Defense (legal)

From Wikipedia, the free encyclopedia
  (Redirected from Legal representation)
Jump to: navigation, search
For other uses, see Defense (disambiguation).

In civil proceedings and criminal prosecutions under the common law, a defendant may raise a defense (or defence) in an attempt to avoid criminal or civil liability. Besides contesting the accuracy of any allegation made against him or her in a criminal or civil proceeding, a defendant may also make allegations against the prosecutor or plaintiff or raise a defense, arguing that, even if the allegations against the defendant are true, the defendant is nevertheless not liable.

Since a defense is raised by the defendant in a direct attempt to avoid what would otherwise result in liability, the defendant typically holds the burden of proof. For example, if a defendant in an assault and battery case attempts to claim provocation, the victim of said assault and battery would not have to prove that he did not provoke the plaintiff; the defendant would have to prove that the plaintiff did.

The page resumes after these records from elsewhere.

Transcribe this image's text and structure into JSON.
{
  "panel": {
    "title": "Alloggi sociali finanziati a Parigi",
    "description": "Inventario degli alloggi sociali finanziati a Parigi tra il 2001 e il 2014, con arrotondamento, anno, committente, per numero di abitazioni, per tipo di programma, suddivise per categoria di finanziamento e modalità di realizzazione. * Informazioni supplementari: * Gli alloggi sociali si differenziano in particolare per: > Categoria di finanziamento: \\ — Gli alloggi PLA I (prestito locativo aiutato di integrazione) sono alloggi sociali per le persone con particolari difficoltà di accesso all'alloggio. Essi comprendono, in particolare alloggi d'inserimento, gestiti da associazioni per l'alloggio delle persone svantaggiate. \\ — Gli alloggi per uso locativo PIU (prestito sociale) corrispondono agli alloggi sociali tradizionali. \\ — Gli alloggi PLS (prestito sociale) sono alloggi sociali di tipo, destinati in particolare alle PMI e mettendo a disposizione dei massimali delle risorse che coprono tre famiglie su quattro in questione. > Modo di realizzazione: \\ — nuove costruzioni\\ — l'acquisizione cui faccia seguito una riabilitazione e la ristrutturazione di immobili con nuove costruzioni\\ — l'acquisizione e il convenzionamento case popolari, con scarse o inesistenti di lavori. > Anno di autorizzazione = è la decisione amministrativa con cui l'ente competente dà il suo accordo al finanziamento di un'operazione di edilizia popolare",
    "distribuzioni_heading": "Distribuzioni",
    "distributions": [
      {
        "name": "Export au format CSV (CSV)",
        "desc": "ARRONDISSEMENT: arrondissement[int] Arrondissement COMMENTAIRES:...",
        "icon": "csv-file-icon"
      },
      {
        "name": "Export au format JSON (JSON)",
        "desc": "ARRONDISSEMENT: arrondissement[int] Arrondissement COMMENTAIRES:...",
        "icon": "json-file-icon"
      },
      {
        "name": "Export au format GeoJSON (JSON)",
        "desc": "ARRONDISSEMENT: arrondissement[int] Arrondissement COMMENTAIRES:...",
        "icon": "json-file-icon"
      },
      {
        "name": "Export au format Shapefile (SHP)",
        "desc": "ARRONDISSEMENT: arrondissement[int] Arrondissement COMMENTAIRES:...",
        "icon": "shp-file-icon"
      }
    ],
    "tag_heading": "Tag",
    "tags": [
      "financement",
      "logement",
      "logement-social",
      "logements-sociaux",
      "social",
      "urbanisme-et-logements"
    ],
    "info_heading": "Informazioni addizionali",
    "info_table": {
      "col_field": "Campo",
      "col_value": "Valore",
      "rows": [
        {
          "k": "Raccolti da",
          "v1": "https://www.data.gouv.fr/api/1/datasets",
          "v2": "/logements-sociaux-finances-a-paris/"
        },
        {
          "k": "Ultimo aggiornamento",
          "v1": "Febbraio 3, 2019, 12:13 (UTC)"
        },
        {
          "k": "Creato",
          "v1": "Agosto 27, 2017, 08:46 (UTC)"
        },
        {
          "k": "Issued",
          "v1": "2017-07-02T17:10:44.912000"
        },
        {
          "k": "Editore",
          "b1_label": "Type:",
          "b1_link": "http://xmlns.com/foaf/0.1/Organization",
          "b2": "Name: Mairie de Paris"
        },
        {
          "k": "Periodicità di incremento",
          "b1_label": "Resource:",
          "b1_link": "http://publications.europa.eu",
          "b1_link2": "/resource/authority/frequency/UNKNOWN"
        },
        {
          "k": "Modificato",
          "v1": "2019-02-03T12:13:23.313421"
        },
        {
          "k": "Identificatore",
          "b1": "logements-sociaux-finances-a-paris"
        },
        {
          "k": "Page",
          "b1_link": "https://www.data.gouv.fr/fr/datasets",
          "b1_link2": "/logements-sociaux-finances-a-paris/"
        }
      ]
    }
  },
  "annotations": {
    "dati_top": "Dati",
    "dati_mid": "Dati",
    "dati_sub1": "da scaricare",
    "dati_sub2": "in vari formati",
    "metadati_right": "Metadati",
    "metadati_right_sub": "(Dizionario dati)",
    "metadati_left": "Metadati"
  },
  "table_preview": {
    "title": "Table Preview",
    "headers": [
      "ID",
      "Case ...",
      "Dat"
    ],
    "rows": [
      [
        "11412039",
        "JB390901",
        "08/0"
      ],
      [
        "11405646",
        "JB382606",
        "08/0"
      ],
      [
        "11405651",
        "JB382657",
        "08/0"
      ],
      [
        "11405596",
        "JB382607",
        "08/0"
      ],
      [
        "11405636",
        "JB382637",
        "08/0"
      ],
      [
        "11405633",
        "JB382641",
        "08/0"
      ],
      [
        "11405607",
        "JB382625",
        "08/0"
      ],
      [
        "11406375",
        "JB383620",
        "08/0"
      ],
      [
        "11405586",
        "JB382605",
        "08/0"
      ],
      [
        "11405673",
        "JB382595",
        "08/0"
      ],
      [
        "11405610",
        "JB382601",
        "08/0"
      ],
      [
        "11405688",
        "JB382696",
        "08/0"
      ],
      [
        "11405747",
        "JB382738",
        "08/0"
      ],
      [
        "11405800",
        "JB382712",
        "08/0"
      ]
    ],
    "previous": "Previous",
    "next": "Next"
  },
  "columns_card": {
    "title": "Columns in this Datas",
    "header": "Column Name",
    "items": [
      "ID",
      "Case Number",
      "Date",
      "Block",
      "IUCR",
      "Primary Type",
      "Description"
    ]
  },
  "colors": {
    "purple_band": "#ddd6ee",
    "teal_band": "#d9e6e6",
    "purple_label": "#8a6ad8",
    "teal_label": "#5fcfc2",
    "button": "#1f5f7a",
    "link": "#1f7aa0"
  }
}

Civil law defenses[edit]

In common law, a defendant may raise any of the numerous defenses to limit or avoid liability. These include:

In addition to defenses against prosecution and liability, a defendant may also raise a defense of justification - such as self-defense and defense of others or defense of property.

Costs[edit]

Litigation is expensive and often may last for months or years. Parties can finance their litigation and pay for their attorneys' fees or other legal costs in a number of ways. Defendants can pay with their own money, through legal defense funds, or legal financing companies.

See also[edit]